Borders and margins are everywhere: in the Welsh Marches; Offa’s Dyke itself — built to separate the Mercian Angles from their Cambrian neighbours — running on the ridge above the valley named from a river with a Welsh name; in the sheep farmers, conscious of their Brythonic heritage but geographically resident in England’s Herefordshire. More intangible are the understandable barriers between Albrecht’s men and the valley women, and those between the locals at the Llanthony Show and poor shunned Maggie.
I very much admired the author’s recreation of life in the Welsh hills, the minutiae of exacting tasks combined with isolation and with the usual anxieties accompanying subsistence farming. This slow pace of life is beautifully echoed in the pace of the narrative as we move through the rural year, from autumn to summer. Violence is never dwelt on, and rarely visceral; while there is always a constant sense of menace and of the world turning inexorably, the shocks are few but telling.

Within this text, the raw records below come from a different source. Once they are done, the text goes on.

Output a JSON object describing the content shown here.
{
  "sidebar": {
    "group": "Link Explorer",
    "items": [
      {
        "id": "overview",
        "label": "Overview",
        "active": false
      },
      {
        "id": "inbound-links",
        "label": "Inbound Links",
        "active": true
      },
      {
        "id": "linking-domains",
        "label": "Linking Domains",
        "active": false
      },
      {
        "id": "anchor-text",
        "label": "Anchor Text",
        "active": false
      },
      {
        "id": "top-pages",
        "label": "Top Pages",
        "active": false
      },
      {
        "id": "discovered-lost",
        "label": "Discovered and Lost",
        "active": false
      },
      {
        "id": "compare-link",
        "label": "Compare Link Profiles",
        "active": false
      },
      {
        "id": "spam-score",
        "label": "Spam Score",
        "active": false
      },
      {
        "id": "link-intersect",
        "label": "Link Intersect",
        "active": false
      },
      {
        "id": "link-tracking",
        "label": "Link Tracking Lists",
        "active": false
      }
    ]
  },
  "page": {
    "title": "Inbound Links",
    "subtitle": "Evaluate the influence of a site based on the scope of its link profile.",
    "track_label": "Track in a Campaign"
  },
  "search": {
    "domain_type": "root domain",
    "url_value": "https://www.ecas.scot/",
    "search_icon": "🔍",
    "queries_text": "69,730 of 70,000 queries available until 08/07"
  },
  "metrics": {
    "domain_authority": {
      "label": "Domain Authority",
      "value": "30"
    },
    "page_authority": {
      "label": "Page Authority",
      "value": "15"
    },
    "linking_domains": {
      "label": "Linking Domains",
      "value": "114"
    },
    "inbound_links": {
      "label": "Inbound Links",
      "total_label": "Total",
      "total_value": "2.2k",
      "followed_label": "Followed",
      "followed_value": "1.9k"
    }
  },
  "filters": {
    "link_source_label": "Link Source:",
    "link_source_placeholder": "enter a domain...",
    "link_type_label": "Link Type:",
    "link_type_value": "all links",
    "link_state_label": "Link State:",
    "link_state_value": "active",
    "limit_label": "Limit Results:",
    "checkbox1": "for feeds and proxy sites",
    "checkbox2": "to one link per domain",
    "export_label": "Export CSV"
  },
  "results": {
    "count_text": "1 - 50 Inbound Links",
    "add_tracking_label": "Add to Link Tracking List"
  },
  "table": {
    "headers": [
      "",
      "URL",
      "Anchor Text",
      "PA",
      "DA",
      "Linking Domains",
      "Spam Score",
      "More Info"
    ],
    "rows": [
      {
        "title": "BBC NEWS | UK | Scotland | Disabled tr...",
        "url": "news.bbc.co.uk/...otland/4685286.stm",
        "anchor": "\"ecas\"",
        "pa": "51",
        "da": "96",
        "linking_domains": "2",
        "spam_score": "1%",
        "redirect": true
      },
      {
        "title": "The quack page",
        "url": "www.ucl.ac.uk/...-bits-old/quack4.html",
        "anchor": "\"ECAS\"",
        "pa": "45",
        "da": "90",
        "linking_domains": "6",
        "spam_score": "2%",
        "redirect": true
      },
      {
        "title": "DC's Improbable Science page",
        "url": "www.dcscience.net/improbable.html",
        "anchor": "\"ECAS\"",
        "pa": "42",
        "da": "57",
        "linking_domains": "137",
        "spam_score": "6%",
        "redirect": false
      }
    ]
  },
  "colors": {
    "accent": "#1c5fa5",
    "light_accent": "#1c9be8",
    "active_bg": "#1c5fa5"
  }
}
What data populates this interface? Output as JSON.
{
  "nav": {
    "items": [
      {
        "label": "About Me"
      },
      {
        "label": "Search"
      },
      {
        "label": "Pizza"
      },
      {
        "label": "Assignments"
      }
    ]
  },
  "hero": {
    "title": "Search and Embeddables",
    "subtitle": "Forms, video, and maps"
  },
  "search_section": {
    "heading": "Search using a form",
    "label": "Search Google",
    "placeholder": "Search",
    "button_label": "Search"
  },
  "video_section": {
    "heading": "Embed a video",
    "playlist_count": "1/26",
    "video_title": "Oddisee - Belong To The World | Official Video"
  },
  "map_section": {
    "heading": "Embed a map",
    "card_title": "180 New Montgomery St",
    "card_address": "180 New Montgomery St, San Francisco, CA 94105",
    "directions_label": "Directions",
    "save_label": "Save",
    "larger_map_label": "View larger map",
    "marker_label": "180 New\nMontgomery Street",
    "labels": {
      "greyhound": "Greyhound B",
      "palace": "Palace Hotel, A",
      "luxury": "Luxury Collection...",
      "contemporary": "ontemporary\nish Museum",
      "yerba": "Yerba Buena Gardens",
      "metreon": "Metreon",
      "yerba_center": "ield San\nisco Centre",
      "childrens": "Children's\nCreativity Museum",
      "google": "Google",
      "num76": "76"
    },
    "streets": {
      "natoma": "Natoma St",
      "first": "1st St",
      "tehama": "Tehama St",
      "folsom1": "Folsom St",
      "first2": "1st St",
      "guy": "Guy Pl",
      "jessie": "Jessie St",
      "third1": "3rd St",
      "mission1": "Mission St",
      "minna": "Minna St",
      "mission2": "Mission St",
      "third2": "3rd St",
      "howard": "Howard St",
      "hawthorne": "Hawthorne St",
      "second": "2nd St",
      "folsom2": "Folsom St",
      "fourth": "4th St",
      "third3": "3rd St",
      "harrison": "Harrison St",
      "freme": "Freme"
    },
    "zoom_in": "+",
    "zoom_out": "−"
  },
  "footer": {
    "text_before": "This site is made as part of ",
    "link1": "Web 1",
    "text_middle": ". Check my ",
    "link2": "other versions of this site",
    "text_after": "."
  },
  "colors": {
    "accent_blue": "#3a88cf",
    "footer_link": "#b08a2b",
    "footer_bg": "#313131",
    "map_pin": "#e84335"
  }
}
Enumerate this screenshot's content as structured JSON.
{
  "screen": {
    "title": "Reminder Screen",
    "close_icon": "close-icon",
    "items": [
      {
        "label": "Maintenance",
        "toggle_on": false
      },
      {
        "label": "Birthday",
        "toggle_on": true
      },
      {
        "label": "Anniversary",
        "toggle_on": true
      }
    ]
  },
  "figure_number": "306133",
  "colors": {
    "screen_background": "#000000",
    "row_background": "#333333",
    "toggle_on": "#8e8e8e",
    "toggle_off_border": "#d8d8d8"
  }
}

The final violent deed, done by somebody we might least expect, is to me narratively speaking exactly right; it symbolically crosses the border between wartime uncertainty and a hopeful future, with the object itself a gateway to be utterly destroyed so as to allow stasis to be overcome. The genius loci is thus summoned from his cave, the final crossing of the ridge over which Offa’s Dyke runs an escape from the perils of No Man’s Land. The hand of the poet, I feel, is evident everywhere in this wonderful novel; it’s a healthy way to respond to the horrors of war and conflict and to exalt the human spirit.
In the 2015 Reading Challenge I decided this would count as a book set in my hometown. Strictly speaking the events in this novel mostly take place in one of the valleys of the Black Mountains just a handful of miles north of the small town I now live in, but I don’t feel this is stretching things too far!